In his blog post Mr. Lohr quotes one of the paper’s authors, Stephen Burks, an economist at the University of Minnesota as saying, “The previous work on worker referrals has been mostly anecdotal and impressionistic. It hasn’t been quantified in this way before, the way you can with these rich data sets.”

These “rich data sets” refer to what can be gleaned from an emerging discipline some are calling “workforce science.” Workforce science can be best described as bringing big analysis to Big Data in the field of HR, creating discipline around hiring, promoting, and career planning, which has traditionally relied on managers’ gut feelings about their employees.

In his Sunday Times article, Lohr quotes Peter Cappelli, director of the Center for Human Resources at the Wharton School of the University of Pennsylvania as saying, “This is absolutely the way forward, most companies have been flying completely blind.”

Analyzing workforce data is nothing new, nor is looking for correlations in worker behavior or measuring key performance indicators to build a profile of what a top performer looks like in a given environment. What has changed is the amount of data available to analyze both inside and outside of the organization. Every online interaction including email, chat, status updates – virtually every mouse click – leaves a digital trail.

In the past, organizations were limited to the number of interactions they could analyze by their own employee population, resulting in more guesswork than science. However, with today’s cloud- and mobile-based HCM technologies, hundreds of thousands of employee interactions can be mined for patterns and behaviors in detail not previously imagined in an aggregated way that doesn’t compromise employee privacy. And as any statistician will tell you – sample size matters.

Companies like Evolv and Knack are beginning to tap into the power of workforce science.

Evolv helps organizations tap into, and use, real time performance and attrition data measured across millions of workers to find the skills, attributes and dispositions that make hourly employees succeed. And Palo Alto based Knack uses a combination of online and mobile games, and massive amounts of data to help users discover their unique combination of strengths, talents and personality traits, which in turn is helping some of the world’s leading companies unlock their own “knack” for success and innovation.

This brings us back to improving your referral program. If your top performers are your best source for referral candidates, you may want to rethink (and expand) exactly what kind of information goes into building comprehensive profiles of your organization’s top performers. With new Big Data tools, and a workforce science approach, you may just discover things like an employees’ number of friends at work, frequency of online social interactions, or the types of blogs read provide far more predictability of top performance and success than one’s skills, competencies or work-related experience.

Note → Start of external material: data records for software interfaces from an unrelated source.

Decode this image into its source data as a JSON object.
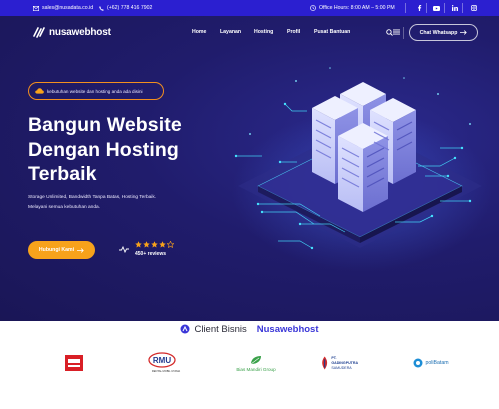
{
  "topbar": {
    "email": "sales@nusadata.co.id",
    "phone": "(+62) 778 416 7902",
    "office_hours": "Office Hours: 8:00 AM – 5:00 PM",
    "socials": [
      "facebook-icon",
      "youtube-icon",
      "linkedin-icon",
      "instagram-icon"
    ]
  },
  "header": {
    "logo_text": "nusawebhost",
    "nav": [
      "Home",
      "Layanan",
      "Hosting",
      "Profil",
      "Pusat Bantuan"
    ],
    "chat_label": "Chat Whatsapp"
  },
  "hero": {
    "badge": "kebutuhan website dan hosting anda ada disini",
    "heading_lines": [
      "Bangun Website",
      "Dengan Hosting",
      "Terbaik"
    ],
    "description_lines": [
      "Storage Unlimited,   Bandwidth Tanpa Batas,   Hosting Terbaik.",
      "Melayani semua kebutuhan anda."
    ],
    "cta_label": "Hubungi Kami",
    "rating": 4,
    "rating_max": 5,
    "reviews": "450+ reviews"
  },
  "clients": {
    "title_part1": "Client Bisnis",
    "title_part2": "Nusawebhost",
    "logos": [
      {
        "name": "client-logo-1",
        "text": ""
      },
      {
        "name": "client-logo-rmu",
        "text": "RMU",
        "subtext": "RENTAL MOBIL UTAMA"
      },
      {
        "name": "client-logo-bias",
        "text": "Bias Mandiri Group"
      },
      {
        "name": "client-logo-gadingputra",
        "text": "PT. GADINGPUTRA",
        "subtext": "SAMUDERA"
      },
      {
        "name": "client-logo-polibatam",
        "text": "poliBatam"
      }
    ]
  },
  "colors": {
    "topbar": "#2b1fd0",
    "hero_bg": "#1e1a62",
    "accent": "#f7a21b",
    "brand_blue": "#3a36d8"
  }
}
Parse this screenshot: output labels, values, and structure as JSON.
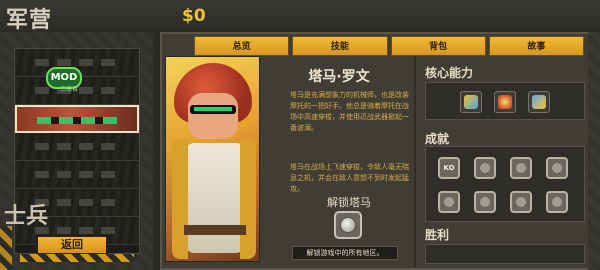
{
  "header": {
    "title": "军营",
    "money": "$0"
  },
  "sidebar": {
    "subtitle": "士兵",
    "mod_badge": "MOD",
    "mod_sub": "二周目",
    "back_label": "返回"
  },
  "tabs": [
    {
      "label": "总览"
    },
    {
      "label": "技能"
    },
    {
      "label": "背包"
    },
    {
      "label": "故事"
    }
  ],
  "character": {
    "name": "塔马·罗文",
    "desc1": "塔马是充满想象力的机械师，也是改装摩托的一把好手。他总是骑着摩托在战场中高速穿梭，并使用近战武器掀起一番波澜。",
    "desc2": "塔马在战场上飞速穿梭，令敌人毫无喘息之机，并会在敌人意想不到时发起猛攻。",
    "unlock_title": "解锁塔马",
    "unlock_requirement": "解锁游戏中的所有地区。"
  },
  "panels": {
    "skills_title": "核心能力",
    "achievements_title": "成就",
    "wins_title": "胜利"
  },
  "achievements": [
    {
      "icon": "ko-icon",
      "label": "KO"
    },
    {
      "icon": "achievement-icon"
    },
    {
      "icon": "achievement-icon"
    },
    {
      "icon": "achievement-icon"
    },
    {
      "icon": "achievement-icon"
    },
    {
      "icon": "achievement-icon"
    },
    {
      "icon": "achievement-icon"
    },
    {
      "icon": "achievement-icon"
    }
  ],
  "skills": [
    {
      "icon": "rocket-dash-icon"
    },
    {
      "icon": "explosion-icon"
    },
    {
      "icon": "motorbike-icon"
    }
  ],
  "colors": {
    "accent": "#f1c232",
    "tab": "#e3a82c",
    "panel": "#403d35",
    "desc_text": "#d8ab4a"
  }
}
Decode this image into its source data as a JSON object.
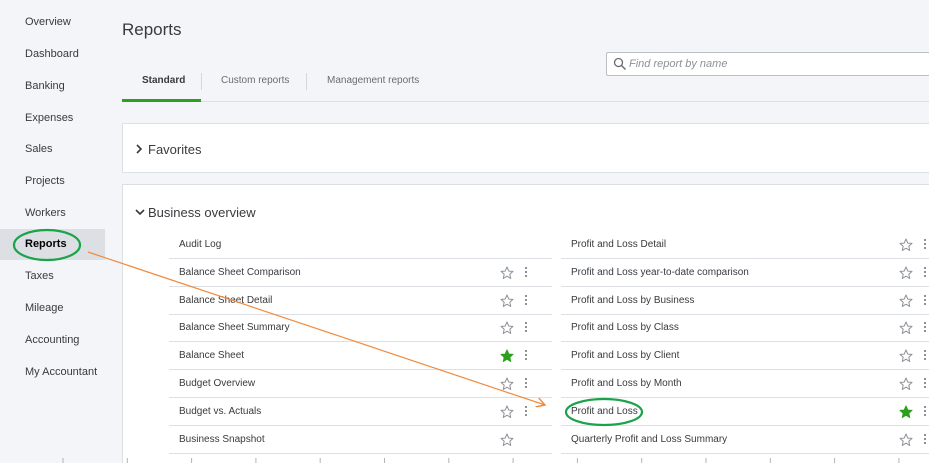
{
  "sidebar": {
    "items": [
      {
        "label": "Overview",
        "active": false
      },
      {
        "label": "Dashboard",
        "active": false
      },
      {
        "label": "Banking",
        "active": false
      },
      {
        "label": "Expenses",
        "active": false
      },
      {
        "label": "Sales",
        "active": false
      },
      {
        "label": "Projects",
        "active": false
      },
      {
        "label": "Workers",
        "active": false
      },
      {
        "label": "Reports",
        "active": true
      },
      {
        "label": "Taxes",
        "active": false
      },
      {
        "label": "Mileage",
        "active": false
      },
      {
        "label": "Accounting",
        "active": false
      },
      {
        "label": "My Accountant",
        "active": false
      }
    ]
  },
  "page": {
    "title": "Reports"
  },
  "tabs": [
    {
      "label": "Standard",
      "active": true
    },
    {
      "label": "Custom reports",
      "active": false
    },
    {
      "label": "Management reports",
      "active": false
    }
  ],
  "search": {
    "placeholder": "Find report by name"
  },
  "favorites": {
    "title": "Favorites",
    "expanded": false
  },
  "business_overview": {
    "title": "Business overview",
    "expanded": true,
    "left_reports": [
      {
        "name": "Audit Log",
        "favorite": null,
        "menu": false
      },
      {
        "name": "Balance Sheet Comparison",
        "favorite": false,
        "menu": true
      },
      {
        "name": "Balance Sheet Detail",
        "favorite": false,
        "menu": true
      },
      {
        "name": "Balance Sheet Summary",
        "favorite": false,
        "menu": true
      },
      {
        "name": "Balance Sheet",
        "favorite": true,
        "menu": true
      },
      {
        "name": "Budget Overview",
        "favorite": false,
        "menu": true
      },
      {
        "name": "Budget vs. Actuals",
        "favorite": false,
        "menu": true
      },
      {
        "name": "Business Snapshot",
        "favorite": false,
        "menu": false
      }
    ],
    "right_reports": [
      {
        "name": "Profit and Loss Detail",
        "favorite": false,
        "menu": true
      },
      {
        "name": "Profit and Loss year-to-date comparison",
        "favorite": false,
        "menu": true
      },
      {
        "name": "Profit and Loss by Business",
        "favorite": false,
        "menu": true
      },
      {
        "name": "Profit and Loss by Class",
        "favorite": false,
        "menu": true
      },
      {
        "name": "Profit and Loss by Client",
        "favorite": false,
        "menu": true
      },
      {
        "name": "Profit and Loss by Month",
        "favorite": false,
        "menu": true
      },
      {
        "name": "Profit and Loss",
        "favorite": true,
        "menu": true
      },
      {
        "name": "Quarterly Profit and Loss Summary",
        "favorite": false,
        "menu": true
      }
    ]
  },
  "colors": {
    "accent_green": "#2ca01c",
    "annotation_circle": "#1aa34a",
    "annotation_arrow": "#f08a3c",
    "star_outline": "#8d9096"
  },
  "annotations": {
    "circled": [
      "Reports",
      "Profit and Loss"
    ],
    "arrow": "from Reports to Profit and Loss"
  }
}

Workforce science is in its early stages, but Big Data is here today. You are creating some by accessing this blog post right now. Clearly it says you are a thought leader! Begin thinking of ways to use all of the interactive data being generated by your workforce, even if you aren’t collecting and storing it today. As Lori Asburry previously blogged about, Big Data Analytics for Workday is closer than you think.

At Appirio, we help organizations reimagine what’s possible in their business with emerging technology, then help them make it a reality. If you’re reimagining ways to use HR Big Data, let us know by giving us some feedback in the comment section below. If we’ve learned one thing it’s that our customers have big imaginations, and no idea is too crazy – share yours!

Previous Article
Jeff Epstein on Board at Appirio
Jeff Epstein on Board at Appirio

By Chris Barbin Today, Appirio announced that Jeff Epstein has joined our Board of Directors as Chair of ou...

Next Article
Customers Speak Out About “Going Google”
Customers Speak Out About “Going Google”

By David Salyers (@davesalyers) What does real estate, modern furniture, movies and CRM software have in co...